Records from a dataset
....

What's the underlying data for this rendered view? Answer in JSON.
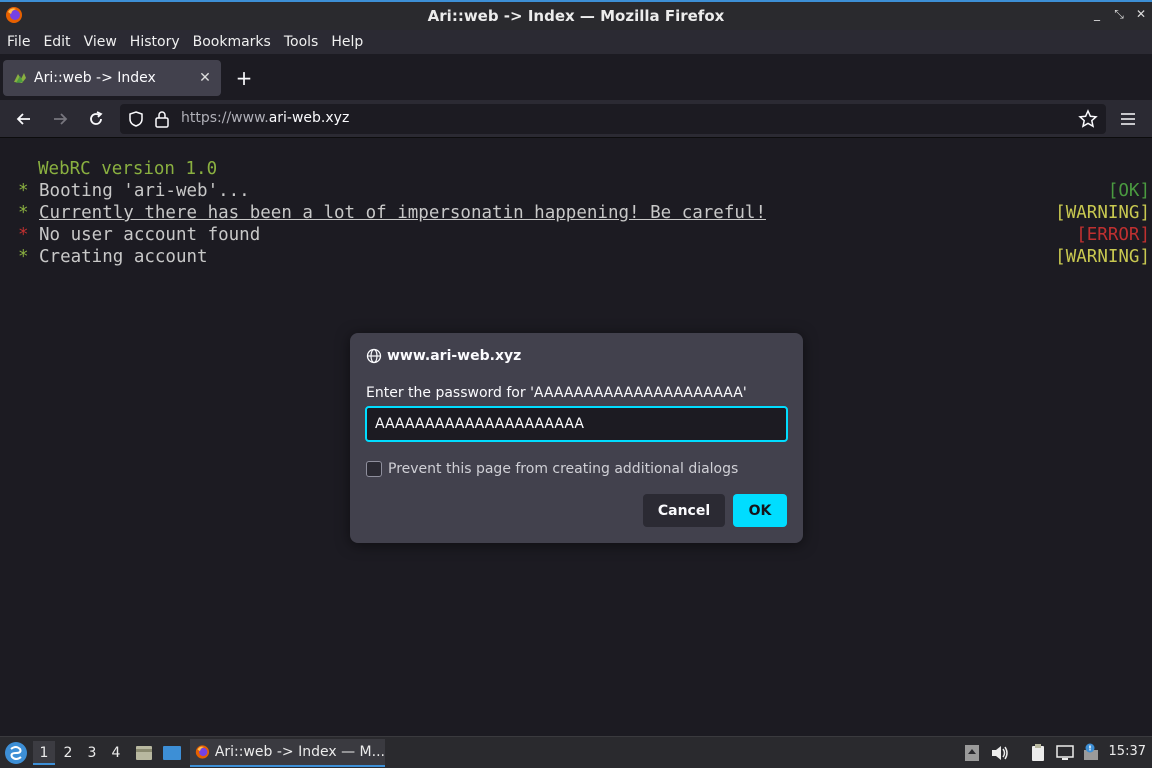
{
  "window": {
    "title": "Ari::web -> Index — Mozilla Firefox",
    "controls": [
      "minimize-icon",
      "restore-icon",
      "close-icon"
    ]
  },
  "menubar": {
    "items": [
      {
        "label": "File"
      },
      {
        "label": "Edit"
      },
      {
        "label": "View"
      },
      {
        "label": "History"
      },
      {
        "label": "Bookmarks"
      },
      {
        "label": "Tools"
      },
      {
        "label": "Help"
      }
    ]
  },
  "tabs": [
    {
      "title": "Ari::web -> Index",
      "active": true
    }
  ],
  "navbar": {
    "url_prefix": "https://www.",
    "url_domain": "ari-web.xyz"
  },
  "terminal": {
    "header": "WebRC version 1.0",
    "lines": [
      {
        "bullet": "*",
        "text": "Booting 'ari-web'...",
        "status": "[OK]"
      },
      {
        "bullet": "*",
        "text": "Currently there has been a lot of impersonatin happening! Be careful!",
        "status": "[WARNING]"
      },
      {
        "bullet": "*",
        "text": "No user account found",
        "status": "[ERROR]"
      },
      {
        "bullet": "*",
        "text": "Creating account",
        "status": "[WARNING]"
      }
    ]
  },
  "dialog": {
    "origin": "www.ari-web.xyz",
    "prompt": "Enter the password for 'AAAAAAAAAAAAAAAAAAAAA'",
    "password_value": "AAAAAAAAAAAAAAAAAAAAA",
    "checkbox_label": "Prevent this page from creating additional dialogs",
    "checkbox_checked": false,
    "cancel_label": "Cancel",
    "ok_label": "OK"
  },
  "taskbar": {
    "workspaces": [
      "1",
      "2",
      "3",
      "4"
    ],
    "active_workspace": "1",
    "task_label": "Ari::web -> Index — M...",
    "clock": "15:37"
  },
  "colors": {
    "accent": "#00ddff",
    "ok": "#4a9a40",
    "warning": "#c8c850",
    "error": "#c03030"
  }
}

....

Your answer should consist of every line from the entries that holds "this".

**OUTPUT**
What's the underlying data for this rendered view? Answer in JSON.
    "checkbox_label": "Prevent this page from creating additional dialogs",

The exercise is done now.